The cause: Psoriasis is an autoimmune disorder characterized by rapid overproduction of skin cells, explains Day. Stress is a likely contributor to flare-ups, but certain drugs—including Eskalith (lithium), which is used to treat manic depression; Inderal (propranolol), a blood pressure medication; and Indocin (indomethacin), a non-steroidal anti-inflammatory prescribed for arthritis—can aggravate the condition. Pregnancy worsens psoriasis in about 18 percent of cases; some studies show that it can also flare up with a vengeance within four months of delivery.
The relief: While there's no cure, there are more available treatment options than ever.

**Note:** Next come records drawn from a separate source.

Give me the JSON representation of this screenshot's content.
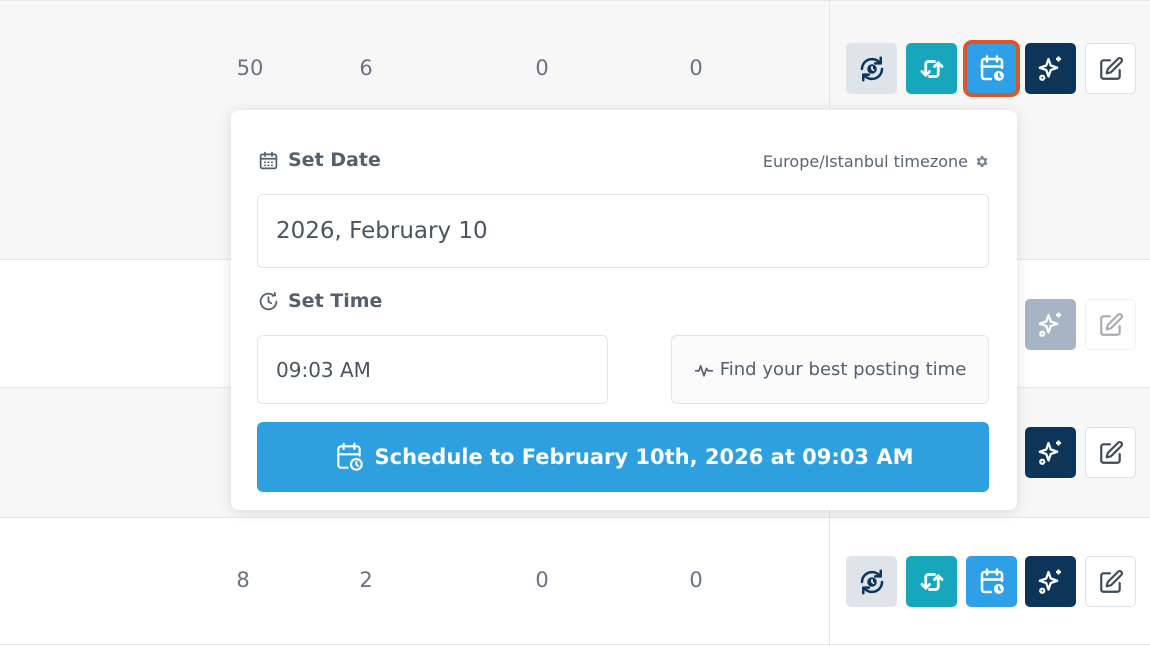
{
  "rows": [
    {
      "c1": "50",
      "c2": "6",
      "c3": "0",
      "c4": "0"
    },
    {
      "c1": "8",
      "c2": "2",
      "c3": "0",
      "c4": "0"
    }
  ],
  "popover": {
    "date_label": "Set Date",
    "timezone": "Europe/Istanbul timezone",
    "date_value": "2026, February 10",
    "time_label": "Set Time",
    "time_value": "09:03 AM",
    "best_time_label": "Find your best posting time",
    "schedule_label": "Schedule to February 10th, 2026 at 09:03 AM"
  },
  "icons": {
    "sync": "refresh-clock-icon",
    "repeat": "repeat-icon",
    "schedule": "calendar-clock-icon",
    "ai": "sparkles-icon",
    "edit": "edit-icon",
    "date": "calendar-icon",
    "time": "clock-icon",
    "gear": "gear-icon",
    "pulse": "pulse-icon"
  },
  "colors": {
    "repeat": "#17a7bd",
    "schedule": "#2ea0e8",
    "ai": "#0c3559",
    "active_outline": "#d9582b",
    "schedule_button": "#2ea0e0"
  }
}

1. Keep the affected areas clean. Psoriasis scales can harbor bacteria, says Bergfeld; choose a mild body wash. For shampoos, Bergfeld suggests using a tar-based product, such as Neutrogena T/Gel. Nizoral, an antidandruff shampoo now available without a prescription, may also provide scalp relief.
2. Consider a prescription-strength hydrocortisone cream. According to Bergfeld, over-the-counter hydrocortisone creams may provide relief for mild cases, but others may need extra protection.
3. Inquire about pharmaceuticals. "A class of drugs called biologics suppress the immune response—in a controlled way—that triggers the psoriasis," says Day. Two medications—Enbrel (etanercept) and Humira (adalimumab)—that were first used for rheumatoid arthritis are now prescribed to treat psoriasis.
4. Lower your stress levels by incorporating a daily relaxation regimen. According to the National Psoriasis Foundation (NPF), stress can trigger or aggravate psoriasis. Massage therapy, yoga, and meditation are all good anti-stress measures to try. Stress-relieving options are most effective when used in conjunction with more traditional therapies, according to the NPF.
5. Investigate hypnotherapy. A small (11 patients) randomized, controlled, pilot study from The Johns Hopkins School of Medicine found that hypnosis could be useful in moderating plaque psoriasis.
6. Try a mahonia-based topical treatment. Mahonia aquifolium, a berry that grows wild in Europe, was initially used as a folk remedy for inflammatory skin diseases, including psoriasis. A double-blind, placebo-controlled study published in the American Journal of Therapeuticals tested the efficacy of Relieva, a topical cream laced with a proprietary mahonia extract; the cream provided significant relief to patients with mild to moderate plaque psoriasis, with few side effects.
7. Seek out herbal solutions. Si Wu Tang or Tao Hong Si Wu Tang (6-10 grams daily) are two TCM formulas often prescribed for psoriasis, says Ding. Consult an NCCAOM-certified specialist for the correct dose.